We can't answer your question without seeing the negs though, so put a few of them on a bright surface (e.g. LCD monitor showing white) and take a digital snapshot of them, e.g. with your phone or something.
Yeah I'm starting to think that too. I will do that tonight or tomorrow (Jan 30th) and post the results.
The problem with scanning negatives is whether a problem is with the negative or the scanner. You reeally can't tell. Have some prints made by a reputable lab.
A rock pile ceases to be a rock pile the moment a single man contemplates it, bearing within him the image of a cathedral.
~Antoine de Saint-Exupery
Even if you like contrasty B&W, I would not advise you to pursue it at the expense of either shadow or highlight detail. You can always boost contrast later in printing or digital post-processing, but empty shadows and highlights just look hideous. 'Under-expose and over-develop' is a recipe for contrasty negatives that sacrifice shadow detail and have dense highlights that are beastly to print or scan. Then again, very thin negs are difficult too.
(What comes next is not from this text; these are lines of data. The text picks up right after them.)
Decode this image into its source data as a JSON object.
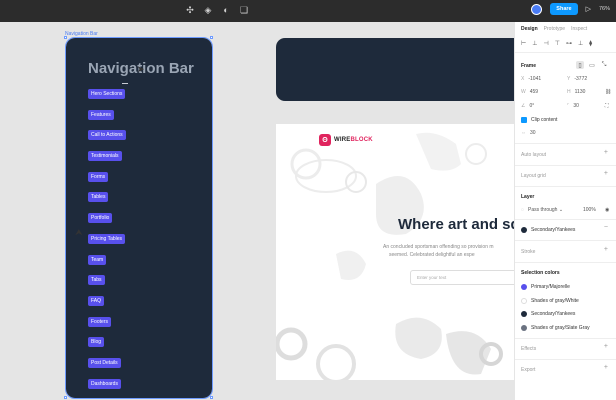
{
  "toolbar": {
    "share_label": "Share",
    "zoom_label": "76%"
  },
  "canvas": {
    "frame_label": "Navigation Bar",
    "nav": {
      "title": "Navigation Bar",
      "items": [
        "Hero Sections",
        "Features",
        "Call to Actions",
        "Testimonials",
        "Forms",
        "Tables",
        "Portfolio",
        "Pricing Tables",
        "Team",
        "Tabs",
        "FAQ",
        "Footers",
        "Blog",
        "Post Details",
        "Dashboards"
      ]
    },
    "hero": {
      "logo_text_a": "WIRE",
      "logo_text_b": "BLOCK",
      "heading": "Where art and sq",
      "sub_line1": "An concluded sportsman offending so provision m",
      "sub_line2": "seemed. Celebrated delightful an espe",
      "input_placeholder": "Enter your text"
    }
  },
  "panel": {
    "tabs": [
      "Design",
      "Prototype",
      "Inspect"
    ],
    "frame": {
      "title": "Frame",
      "x": "-1041",
      "y": "-3772",
      "w": "459",
      "h": "1130",
      "rotation": "0°",
      "radius": "30",
      "clip_label": "Clip content",
      "spacing": "30"
    },
    "auto_layout": "Auto layout",
    "layout_grid": "Layout grid",
    "layer": {
      "title": "Layer",
      "blend": "Pass through",
      "opacity": "100%"
    },
    "fill_name": "Secondary/Yankees",
    "stroke": "Stroke",
    "selection_colors": {
      "title": "Selection colors",
      "items": [
        {
          "name": "Primary/Majorelle",
          "color": "#5850ec"
        },
        {
          "name": "Shades of gray/White",
          "color": "#ffffff"
        },
        {
          "name": "Secondary/Yankees",
          "color": "#1e2a3b"
        },
        {
          "name": "Shades of gray/Slate Gray",
          "color": "#6b7280"
        }
      ]
    },
    "effects": "Effects",
    "export": "Export"
  }
}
If you will accept advice from an oldie who clearly remembers his early struggles back with improvised facilities in the 1960s, I recommend you concentrate on getting 'normal' negatives consistently before you reject normal in favour of a different look!